_Activity_
Go to the line containing "What's the underlying" and return it and each line after it exactly, through the end of the data below, and nothing more.

_Dataset extract_

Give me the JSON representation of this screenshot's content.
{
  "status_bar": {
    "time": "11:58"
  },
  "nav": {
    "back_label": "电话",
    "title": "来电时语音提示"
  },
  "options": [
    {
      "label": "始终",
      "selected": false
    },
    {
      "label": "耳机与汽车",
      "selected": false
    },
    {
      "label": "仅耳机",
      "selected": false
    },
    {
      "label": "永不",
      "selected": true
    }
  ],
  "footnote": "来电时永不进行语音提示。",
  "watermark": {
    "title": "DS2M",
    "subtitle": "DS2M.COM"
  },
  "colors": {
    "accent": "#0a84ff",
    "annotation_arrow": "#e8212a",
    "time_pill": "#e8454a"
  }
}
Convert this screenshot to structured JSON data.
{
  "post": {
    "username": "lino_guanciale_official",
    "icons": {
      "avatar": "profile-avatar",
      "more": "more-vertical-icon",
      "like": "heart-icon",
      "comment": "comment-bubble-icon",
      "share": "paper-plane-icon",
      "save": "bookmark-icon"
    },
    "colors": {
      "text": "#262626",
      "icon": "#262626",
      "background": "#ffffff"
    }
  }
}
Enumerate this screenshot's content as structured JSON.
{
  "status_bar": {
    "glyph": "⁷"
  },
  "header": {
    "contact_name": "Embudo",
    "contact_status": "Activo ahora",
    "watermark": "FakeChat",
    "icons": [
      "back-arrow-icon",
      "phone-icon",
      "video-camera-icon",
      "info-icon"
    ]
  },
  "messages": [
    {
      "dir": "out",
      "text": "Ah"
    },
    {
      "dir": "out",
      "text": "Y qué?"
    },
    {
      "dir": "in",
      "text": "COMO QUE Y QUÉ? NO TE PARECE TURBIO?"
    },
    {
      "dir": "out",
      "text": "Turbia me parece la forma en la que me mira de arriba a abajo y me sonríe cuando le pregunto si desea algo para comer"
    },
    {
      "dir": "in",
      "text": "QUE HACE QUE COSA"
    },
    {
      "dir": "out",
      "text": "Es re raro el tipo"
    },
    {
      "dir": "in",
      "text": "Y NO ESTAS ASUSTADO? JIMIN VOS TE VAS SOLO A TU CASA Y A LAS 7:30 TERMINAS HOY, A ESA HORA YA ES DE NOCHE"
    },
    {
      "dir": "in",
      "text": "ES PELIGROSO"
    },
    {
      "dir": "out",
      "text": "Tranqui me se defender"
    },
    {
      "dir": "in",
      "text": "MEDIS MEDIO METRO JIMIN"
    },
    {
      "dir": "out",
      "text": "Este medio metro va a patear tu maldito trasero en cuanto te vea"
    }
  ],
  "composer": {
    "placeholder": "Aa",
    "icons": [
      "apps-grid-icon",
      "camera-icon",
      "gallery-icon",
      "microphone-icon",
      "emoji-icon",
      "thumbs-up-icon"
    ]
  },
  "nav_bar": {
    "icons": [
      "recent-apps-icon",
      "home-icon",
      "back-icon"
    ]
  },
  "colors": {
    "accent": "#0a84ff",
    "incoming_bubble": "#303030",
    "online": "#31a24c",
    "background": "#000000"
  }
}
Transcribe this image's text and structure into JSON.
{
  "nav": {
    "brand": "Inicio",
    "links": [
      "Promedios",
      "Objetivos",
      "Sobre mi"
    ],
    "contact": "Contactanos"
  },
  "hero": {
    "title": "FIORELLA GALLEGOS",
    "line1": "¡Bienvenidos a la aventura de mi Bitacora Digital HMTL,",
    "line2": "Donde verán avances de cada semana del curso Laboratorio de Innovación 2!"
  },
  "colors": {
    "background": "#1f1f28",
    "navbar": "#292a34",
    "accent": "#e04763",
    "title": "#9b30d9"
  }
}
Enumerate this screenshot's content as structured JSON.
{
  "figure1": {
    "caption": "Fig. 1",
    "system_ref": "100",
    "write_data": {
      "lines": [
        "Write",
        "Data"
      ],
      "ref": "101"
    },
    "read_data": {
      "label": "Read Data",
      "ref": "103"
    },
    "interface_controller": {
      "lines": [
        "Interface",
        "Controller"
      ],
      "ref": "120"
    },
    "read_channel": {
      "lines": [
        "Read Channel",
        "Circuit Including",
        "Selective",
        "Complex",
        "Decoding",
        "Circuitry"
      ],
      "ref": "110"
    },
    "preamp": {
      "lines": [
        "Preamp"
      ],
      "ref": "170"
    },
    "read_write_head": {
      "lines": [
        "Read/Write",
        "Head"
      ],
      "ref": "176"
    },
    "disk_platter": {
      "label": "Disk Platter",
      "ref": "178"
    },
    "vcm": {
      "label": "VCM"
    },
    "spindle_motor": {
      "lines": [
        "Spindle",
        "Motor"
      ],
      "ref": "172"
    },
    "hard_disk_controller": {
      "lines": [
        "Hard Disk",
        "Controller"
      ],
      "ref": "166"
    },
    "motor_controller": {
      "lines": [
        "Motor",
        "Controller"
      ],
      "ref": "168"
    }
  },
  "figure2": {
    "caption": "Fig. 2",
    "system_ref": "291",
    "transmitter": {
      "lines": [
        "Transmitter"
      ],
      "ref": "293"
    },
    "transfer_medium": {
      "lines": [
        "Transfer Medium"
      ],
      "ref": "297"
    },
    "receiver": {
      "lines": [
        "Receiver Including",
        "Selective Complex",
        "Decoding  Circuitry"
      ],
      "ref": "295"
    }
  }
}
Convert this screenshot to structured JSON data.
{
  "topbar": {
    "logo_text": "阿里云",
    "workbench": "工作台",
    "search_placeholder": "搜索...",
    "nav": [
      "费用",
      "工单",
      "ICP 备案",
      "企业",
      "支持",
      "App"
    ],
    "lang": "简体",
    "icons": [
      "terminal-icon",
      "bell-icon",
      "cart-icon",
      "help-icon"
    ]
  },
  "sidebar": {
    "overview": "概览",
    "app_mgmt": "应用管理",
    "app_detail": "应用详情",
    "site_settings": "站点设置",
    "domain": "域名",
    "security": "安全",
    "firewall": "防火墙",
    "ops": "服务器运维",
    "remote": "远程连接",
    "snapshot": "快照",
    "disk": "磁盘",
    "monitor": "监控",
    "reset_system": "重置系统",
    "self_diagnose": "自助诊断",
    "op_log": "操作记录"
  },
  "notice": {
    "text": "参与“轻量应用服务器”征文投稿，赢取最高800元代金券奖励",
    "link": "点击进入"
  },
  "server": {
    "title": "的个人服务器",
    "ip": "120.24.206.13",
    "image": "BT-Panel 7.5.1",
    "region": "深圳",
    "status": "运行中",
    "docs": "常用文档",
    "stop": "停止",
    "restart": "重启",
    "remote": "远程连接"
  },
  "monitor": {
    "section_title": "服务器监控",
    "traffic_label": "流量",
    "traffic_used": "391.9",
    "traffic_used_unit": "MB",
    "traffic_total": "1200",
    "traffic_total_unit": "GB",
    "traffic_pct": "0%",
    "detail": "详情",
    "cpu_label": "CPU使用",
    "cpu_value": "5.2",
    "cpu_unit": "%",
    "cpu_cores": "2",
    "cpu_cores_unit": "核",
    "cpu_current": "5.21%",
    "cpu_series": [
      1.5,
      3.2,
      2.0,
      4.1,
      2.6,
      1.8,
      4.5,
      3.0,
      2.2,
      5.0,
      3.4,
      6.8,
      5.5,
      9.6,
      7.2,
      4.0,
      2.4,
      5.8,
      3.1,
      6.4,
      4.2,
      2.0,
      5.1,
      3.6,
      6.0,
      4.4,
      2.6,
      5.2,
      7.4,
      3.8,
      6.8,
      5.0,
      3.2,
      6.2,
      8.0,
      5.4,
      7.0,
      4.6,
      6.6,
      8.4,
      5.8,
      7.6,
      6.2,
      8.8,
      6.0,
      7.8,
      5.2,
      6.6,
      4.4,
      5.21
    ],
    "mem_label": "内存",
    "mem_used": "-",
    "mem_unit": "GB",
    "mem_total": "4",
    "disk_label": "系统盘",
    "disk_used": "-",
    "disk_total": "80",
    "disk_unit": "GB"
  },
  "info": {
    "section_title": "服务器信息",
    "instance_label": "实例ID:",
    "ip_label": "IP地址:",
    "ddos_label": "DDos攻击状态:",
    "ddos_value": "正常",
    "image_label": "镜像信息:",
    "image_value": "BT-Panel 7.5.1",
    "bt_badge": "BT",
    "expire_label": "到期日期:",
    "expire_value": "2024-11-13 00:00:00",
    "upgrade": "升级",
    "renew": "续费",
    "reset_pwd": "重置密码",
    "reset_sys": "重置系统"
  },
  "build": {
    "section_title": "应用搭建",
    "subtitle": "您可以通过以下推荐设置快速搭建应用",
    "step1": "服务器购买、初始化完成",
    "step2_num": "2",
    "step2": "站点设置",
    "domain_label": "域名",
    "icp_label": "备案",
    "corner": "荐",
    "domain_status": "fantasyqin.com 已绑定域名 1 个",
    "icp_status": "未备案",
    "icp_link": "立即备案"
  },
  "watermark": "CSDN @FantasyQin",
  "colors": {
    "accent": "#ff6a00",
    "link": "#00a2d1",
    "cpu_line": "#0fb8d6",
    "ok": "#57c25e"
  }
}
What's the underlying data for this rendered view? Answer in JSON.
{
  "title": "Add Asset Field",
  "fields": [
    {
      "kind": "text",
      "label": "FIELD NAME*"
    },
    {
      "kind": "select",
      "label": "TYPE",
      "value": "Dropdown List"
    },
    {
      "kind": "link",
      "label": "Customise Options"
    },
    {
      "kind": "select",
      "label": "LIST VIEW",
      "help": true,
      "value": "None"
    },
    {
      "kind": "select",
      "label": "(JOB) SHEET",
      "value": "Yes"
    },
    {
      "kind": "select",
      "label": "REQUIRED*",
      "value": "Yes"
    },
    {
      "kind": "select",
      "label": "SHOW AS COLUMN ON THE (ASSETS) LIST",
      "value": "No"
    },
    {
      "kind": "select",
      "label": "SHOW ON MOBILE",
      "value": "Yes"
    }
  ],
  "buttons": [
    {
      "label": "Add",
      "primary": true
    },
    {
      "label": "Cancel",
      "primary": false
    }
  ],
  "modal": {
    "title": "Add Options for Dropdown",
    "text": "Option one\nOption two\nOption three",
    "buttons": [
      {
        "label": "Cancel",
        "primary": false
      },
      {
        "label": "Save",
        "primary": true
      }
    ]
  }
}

_Answer space_
What's the underlying data for this rendered view? Answer in JSON.
{
  "title": "Add Asset Field",
  "fields": [
    {
      "kind": "text",
      "label": "FIELD NAME*"
    },
    {
      "kind": "select",
      "label": "TYPE",
      "value": "Dropdown List"
    },
    {
      "kind": "link",
      "label": "Customise Options"
    },
    {
      "kind": "select",
      "label": "LIST VIEW",
      "help": true,
      "value": "None"
    },
    {
      "kind": "select",
      "label": "(JOB) SHEET",
      "value": "Yes"
    },
    {
      "kind": "select",
      "label": "REQUIRED*",
      "value": "Yes"
    },
    {
      "kind": "select",
      "label": "SHOW AS COLUMN ON THE (ASSETS) LIST",
      "value": "No"
    },
    {
      "kind": "select",
      "label": "SHOW ON MOBILE",
      "value": "Yes"
    }
  ],
  "buttons": [
    {
      "label": "Add",
      "primary": true
    },
    {
      "label": "Cancel",
      "primary": false
    }
  ],
  "modal": {
    "title": "Add Options for Dropdown",
    "text": "Option one\nOption two\nOption three",
    "buttons": [
      {
        "label": "Cancel",
        "primary": false
      },
      {
        "label": "Save",
        "primary": true
      }
    ]
  }
}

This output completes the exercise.